I am back on the empty road encircling Scotland’s Isle of Arran, all the undulating fields, like the wrinkled palm of a cupped hand, surrounded by cloud-capped hills. The wind is not gentle – it sleds off the snowy uplands, screams through the forests, and whooshes over the untamed grasses – nor is it unwelcome. A massive stone slab thrusts from the valley floor. It is a collection of smooth expanses, sharp angles, and purposeful striations. It is the fragment of a dream disappearing in our first moments of wakefulness. It stands alone, opposite me.
I have traveled alone in fits and spurts these past few years, seeking something, I think, just beyond my perception. I have marveled at the mystery of monuments like this one, casting my wonder upon the stone. I have sought the comfort of others, afraid of some great unknown, even after I’ve rowed myself into these lonesome seas. But here it appears to me, naked now, somehow unlocked after all this time, that these pictures are mirrors. Glittering moments compelling one to look inside. I feel hung upon strings I had not craned my head to see, only to find my own hand holding them. It is said too much light can blind; perhaps this has been my way of cracking the lid.

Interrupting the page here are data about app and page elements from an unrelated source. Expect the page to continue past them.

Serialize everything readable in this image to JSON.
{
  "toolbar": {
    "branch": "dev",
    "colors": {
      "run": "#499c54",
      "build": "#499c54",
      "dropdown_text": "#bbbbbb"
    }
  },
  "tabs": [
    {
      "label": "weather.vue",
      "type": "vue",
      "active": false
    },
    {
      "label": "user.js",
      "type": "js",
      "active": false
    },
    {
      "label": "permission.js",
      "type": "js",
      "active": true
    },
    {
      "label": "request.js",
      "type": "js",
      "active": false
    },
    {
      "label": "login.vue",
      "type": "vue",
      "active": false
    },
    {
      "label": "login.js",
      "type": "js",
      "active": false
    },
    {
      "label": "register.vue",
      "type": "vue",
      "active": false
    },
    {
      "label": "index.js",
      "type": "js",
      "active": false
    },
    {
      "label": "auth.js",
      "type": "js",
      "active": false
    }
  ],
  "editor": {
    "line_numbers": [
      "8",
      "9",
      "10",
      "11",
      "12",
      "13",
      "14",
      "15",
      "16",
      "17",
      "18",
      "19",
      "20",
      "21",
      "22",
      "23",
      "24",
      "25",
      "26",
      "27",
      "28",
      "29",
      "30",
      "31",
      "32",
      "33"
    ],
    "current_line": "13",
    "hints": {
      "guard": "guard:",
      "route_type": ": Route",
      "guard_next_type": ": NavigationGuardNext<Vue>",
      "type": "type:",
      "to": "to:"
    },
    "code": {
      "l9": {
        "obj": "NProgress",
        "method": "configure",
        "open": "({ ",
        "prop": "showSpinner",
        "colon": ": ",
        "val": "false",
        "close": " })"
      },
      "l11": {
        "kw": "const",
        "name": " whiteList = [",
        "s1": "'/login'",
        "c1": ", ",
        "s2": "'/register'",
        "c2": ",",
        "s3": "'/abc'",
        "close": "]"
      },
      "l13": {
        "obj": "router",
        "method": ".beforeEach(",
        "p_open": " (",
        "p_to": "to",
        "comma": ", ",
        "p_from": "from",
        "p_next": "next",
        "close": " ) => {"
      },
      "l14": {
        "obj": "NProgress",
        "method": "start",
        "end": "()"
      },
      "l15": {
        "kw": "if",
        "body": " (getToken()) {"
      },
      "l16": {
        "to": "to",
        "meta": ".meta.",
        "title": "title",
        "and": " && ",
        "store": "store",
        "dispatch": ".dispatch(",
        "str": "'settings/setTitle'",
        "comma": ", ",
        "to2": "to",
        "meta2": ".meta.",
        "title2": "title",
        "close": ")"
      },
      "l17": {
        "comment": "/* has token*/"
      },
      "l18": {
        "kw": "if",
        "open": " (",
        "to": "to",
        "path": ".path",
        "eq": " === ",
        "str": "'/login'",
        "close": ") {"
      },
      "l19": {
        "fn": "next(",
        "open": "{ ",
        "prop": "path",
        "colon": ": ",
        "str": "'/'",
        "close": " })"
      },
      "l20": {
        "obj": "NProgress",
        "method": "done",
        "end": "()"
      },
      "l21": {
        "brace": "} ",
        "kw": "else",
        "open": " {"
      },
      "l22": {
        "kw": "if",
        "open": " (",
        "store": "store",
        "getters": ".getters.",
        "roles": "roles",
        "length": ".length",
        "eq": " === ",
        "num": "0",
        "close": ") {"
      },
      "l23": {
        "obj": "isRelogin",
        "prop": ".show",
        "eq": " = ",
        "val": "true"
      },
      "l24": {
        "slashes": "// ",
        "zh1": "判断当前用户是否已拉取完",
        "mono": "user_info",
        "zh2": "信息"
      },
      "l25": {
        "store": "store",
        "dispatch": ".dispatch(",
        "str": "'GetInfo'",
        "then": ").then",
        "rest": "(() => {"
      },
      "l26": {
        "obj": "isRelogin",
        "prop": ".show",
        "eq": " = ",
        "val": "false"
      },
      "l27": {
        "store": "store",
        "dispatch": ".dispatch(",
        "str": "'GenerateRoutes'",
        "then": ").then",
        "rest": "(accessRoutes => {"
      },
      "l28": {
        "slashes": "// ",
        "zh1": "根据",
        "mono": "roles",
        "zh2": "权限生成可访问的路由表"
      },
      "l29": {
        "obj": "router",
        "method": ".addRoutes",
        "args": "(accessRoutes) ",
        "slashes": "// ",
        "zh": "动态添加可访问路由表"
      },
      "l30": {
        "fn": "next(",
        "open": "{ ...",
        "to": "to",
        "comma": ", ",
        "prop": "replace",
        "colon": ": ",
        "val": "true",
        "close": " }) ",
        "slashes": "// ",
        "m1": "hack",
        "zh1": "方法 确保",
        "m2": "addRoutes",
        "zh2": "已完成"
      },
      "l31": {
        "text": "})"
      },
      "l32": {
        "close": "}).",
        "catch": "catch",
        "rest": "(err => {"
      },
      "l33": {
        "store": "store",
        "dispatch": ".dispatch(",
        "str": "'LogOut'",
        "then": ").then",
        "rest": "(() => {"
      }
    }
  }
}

Though it has been many months since I was last in Scotland, I have no regret. I have these meditations. And I am thankful for this opportunity I’ve had to find my way here.